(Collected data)

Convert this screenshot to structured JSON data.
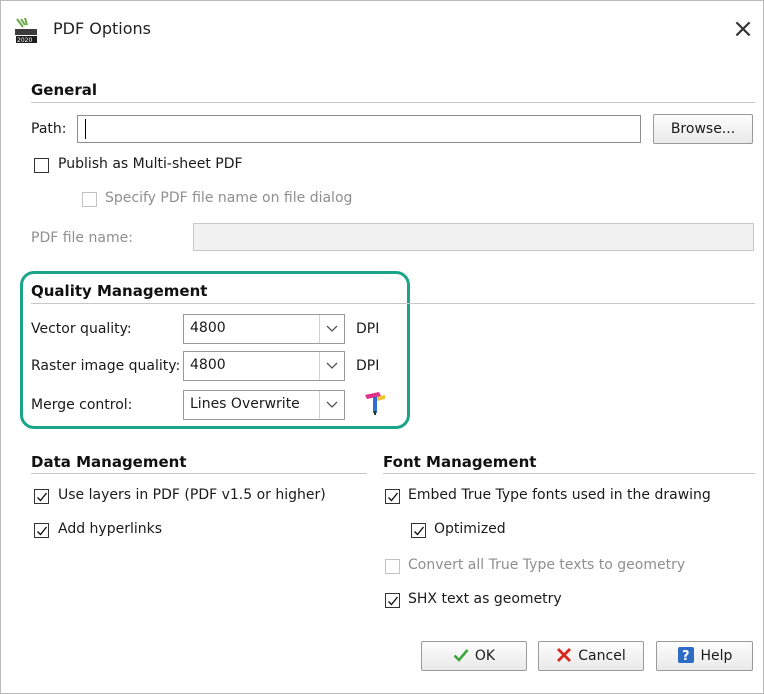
{
  "window": {
    "title": "PDF Options",
    "close_glyph": "×"
  },
  "general": {
    "heading": "General",
    "path_label": "Path:",
    "path_value": "",
    "browse_label": "Browse...",
    "multi_sheet_label": "Publish as Multi-sheet PDF",
    "multi_sheet_checked": false,
    "specify_name_label": "Specify PDF file name on file dialog",
    "specify_name_checked": false,
    "file_name_label": "PDF file name:",
    "file_name_value": ""
  },
  "quality": {
    "heading": "Quality Management",
    "vector_label": "Vector quality:",
    "vector_value": "4800",
    "vector_unit": "DPI",
    "raster_label": "Raster image quality:",
    "raster_value": "4800",
    "raster_unit": "DPI",
    "merge_label": "Merge control:",
    "merge_value": "Lines Overwrite"
  },
  "data_mgmt": {
    "heading": "Data Management",
    "use_layers_label": "Use layers in PDF (PDF v1.5 or higher)",
    "use_layers_checked": true,
    "hyperlinks_label": "Add hyperlinks",
    "hyperlinks_checked": true
  },
  "font_mgmt": {
    "heading": "Font Management",
    "embed_label": "Embed True Type fonts used in the drawing",
    "embed_checked": true,
    "optimized_label": "Optimized",
    "optimized_checked": true,
    "convert_label": "Convert all True Type texts to geometry",
    "convert_checked": false,
    "shx_label": "SHX text as geometry",
    "shx_checked": true
  },
  "buttons": {
    "ok": "OK",
    "cancel": "Cancel",
    "help": "Help"
  },
  "colors": {
    "highlight": "#1aa58a",
    "ok_check": "#3aa53a",
    "cancel_x": "#d9261c",
    "help_blue": "#2d6cc6"
  }
}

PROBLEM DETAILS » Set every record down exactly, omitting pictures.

REPLY »
Convert this screenshot to structured JSON data.
{
  "window": {
    "title": "PDF Options",
    "close_glyph": "×"
  },
  "general": {
    "heading": "General",
    "path_label": "Path:",
    "path_value": "",
    "browse_label": "Browse...",
    "multi_sheet_label": "Publish as Multi-sheet PDF",
    "multi_sheet_checked": false,
    "specify_name_label": "Specify PDF file name on file dialog",
    "specify_name_checked": false,
    "file_name_label": "PDF file name:",
    "file_name_value": ""
  },
  "quality": {
    "heading": "Quality Management",
    "vector_label": "Vector quality:",
    "vector_value": "4800",
    "vector_unit": "DPI",
    "raster_label": "Raster image quality:",
    "raster_value": "4800",
    "raster_unit": "DPI",
    "merge_label": "Merge control:",
    "merge_value": "Lines Overwrite"
  },
  "data_mgmt": {
    "heading": "Data Management",
    "use_layers_label": "Use layers in PDF (PDF v1.5 or higher)",
    "use_layers_checked": true,
    "hyperlinks_label": "Add hyperlinks",
    "hyperlinks_checked": true
  },
  "font_mgmt": {
    "heading": "Font Management",
    "embed_label": "Embed True Type fonts used in the drawing",
    "embed_checked": true,
    "optimized_label": "Optimized",
    "optimized_checked": true,
    "convert_label": "Convert all True Type texts to geometry",
    "convert_checked": false,
    "shx_label": "SHX text as geometry",
    "shx_checked": true
  },
  "buttons": {
    "ok": "OK",
    "cancel": "Cancel",
    "help": "Help"
  },
  "colors": {
    "highlight": "#1aa58a",
    "ok_check": "#3aa53a",
    "cancel_x": "#d9261c",
    "help_blue": "#2d6cc6"
  }
}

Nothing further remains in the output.